Vocabulary: bālekin (lit. arm’s butt) “elbow,” berme “weep(ing),” bili “duck,” čakan “jaw,” dālvāz “falcon,” esar “then,” gerze “rat,” hameru “wild pear,” jak-e-jarš “garbage,” kale “oven,” kamal “straw, chaff,” kāti “ladder,” keš “urine,” kuli “nest,” lal “mosquito,” lāp “slice,” laš “swamp,” malije “ant,” marji “lentil,” meček “finger,” parjen “sieve,” pelle “blister,” šāš “moth,” šeft “crazy,” sex “roasted,” sim “frown,” taš “fire,” tek “lip,” telā “cock,” tur “insane,” xoš “kiss,” zur “dung.”



H. Borjian,  “The Mazandarani Dialect of Kordkheyl,”  unpubl. diss., Yerevan State Univ., 2004.

Idem, “Tabarica II: Some Mazandarani Verbs,” Iran and the Caucasus 12/1, 2008, pp. 73-82.

J. Cheung, Etymological Dictionary of the Iranian Verb, Leiden, 2007.  

I. Kalbāsi, Guyeš-e Kalārdašt, Tehran, 1997. 

Karl J. Krahnke, “Linguistic Relationships in Central Iran,” unpubl. diss., Univ. of Michigan, 1976. 
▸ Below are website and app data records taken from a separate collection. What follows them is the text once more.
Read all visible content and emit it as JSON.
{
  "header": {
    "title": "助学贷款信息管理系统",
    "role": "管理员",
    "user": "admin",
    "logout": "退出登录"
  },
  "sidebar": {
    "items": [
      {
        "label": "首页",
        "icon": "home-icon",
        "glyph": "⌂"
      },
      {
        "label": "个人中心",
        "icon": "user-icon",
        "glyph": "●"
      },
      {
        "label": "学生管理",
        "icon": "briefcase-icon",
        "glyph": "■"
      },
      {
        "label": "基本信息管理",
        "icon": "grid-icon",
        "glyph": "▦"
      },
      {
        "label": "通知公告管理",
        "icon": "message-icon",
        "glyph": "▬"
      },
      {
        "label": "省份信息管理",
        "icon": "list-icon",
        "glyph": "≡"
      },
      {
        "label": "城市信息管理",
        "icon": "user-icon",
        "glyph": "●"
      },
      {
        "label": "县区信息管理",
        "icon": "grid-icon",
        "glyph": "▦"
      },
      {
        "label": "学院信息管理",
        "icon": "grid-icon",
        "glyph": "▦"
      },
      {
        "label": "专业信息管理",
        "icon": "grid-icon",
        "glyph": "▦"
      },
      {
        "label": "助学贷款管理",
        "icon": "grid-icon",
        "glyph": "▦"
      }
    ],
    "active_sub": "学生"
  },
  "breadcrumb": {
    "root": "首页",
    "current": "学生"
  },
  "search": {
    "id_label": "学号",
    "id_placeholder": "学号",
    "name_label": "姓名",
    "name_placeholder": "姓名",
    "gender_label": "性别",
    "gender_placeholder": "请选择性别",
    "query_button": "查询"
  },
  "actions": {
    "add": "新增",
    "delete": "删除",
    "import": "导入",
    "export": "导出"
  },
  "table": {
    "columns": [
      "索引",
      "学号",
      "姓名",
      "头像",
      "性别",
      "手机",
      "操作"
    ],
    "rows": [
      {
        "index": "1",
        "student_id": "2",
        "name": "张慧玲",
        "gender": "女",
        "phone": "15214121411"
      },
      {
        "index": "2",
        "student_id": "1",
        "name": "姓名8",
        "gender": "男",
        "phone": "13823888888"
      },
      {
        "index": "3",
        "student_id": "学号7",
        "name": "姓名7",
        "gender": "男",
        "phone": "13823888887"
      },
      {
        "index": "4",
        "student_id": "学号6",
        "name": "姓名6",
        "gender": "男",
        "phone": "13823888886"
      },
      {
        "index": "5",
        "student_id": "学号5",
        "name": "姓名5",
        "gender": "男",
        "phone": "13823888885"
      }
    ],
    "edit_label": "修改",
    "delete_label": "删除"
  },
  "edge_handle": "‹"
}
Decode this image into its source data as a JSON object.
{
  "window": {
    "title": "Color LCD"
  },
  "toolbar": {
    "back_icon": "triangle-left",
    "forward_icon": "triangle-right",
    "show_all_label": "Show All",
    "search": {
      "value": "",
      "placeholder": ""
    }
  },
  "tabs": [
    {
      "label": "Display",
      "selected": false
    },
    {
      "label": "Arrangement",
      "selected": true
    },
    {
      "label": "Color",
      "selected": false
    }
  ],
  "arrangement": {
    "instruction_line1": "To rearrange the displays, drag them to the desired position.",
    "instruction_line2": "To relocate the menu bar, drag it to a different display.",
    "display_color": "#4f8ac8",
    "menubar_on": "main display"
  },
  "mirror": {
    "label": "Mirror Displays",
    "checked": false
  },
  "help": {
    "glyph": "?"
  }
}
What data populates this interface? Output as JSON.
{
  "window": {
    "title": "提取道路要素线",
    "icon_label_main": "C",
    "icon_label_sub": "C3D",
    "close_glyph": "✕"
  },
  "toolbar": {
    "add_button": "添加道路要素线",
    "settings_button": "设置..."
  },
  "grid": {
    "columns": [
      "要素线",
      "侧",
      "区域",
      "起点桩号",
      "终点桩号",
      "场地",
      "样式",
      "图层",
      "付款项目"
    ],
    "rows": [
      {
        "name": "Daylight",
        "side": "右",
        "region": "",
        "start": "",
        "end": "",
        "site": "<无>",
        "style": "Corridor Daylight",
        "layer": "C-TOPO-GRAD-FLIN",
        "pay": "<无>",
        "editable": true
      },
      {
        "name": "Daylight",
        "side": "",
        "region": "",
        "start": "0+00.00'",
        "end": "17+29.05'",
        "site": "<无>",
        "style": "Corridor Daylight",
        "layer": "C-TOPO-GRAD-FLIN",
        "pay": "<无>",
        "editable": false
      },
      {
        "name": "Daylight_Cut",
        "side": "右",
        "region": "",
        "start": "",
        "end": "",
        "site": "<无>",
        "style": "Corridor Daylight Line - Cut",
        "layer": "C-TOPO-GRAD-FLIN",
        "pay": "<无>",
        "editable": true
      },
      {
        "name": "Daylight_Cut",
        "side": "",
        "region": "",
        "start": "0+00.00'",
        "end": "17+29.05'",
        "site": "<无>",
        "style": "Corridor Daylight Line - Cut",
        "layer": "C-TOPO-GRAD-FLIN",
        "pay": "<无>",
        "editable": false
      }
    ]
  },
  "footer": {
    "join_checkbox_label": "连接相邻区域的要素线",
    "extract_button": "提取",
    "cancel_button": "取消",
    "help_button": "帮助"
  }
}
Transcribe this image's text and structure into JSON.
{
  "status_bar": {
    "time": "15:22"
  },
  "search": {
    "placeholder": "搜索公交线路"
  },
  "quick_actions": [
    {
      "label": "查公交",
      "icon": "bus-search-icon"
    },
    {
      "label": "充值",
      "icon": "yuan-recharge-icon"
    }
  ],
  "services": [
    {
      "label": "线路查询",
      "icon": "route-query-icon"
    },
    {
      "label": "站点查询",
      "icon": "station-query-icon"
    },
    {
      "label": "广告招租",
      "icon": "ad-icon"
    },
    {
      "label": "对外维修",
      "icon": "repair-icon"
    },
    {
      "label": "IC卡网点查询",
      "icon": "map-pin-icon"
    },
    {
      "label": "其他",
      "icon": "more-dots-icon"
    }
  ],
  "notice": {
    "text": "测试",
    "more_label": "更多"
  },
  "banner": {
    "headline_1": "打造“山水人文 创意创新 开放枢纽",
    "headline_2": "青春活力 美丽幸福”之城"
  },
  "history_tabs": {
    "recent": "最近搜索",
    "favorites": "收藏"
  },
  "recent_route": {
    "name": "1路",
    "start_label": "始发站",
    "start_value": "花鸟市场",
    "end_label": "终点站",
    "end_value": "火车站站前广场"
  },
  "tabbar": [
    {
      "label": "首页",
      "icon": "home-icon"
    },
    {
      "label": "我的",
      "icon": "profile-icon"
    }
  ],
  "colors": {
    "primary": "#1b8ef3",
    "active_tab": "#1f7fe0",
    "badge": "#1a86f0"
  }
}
Ehsan Yarshater, “The Taleshi of Asālem,” Studia Iranica 25, 1996, pp. 85-113.

(Habib Borjian)

Originally Published: September 30, 2010

Last Updated: April 19, 2012

This article is available in print.
Vol. XV, Fasc. 4, pp. 370-373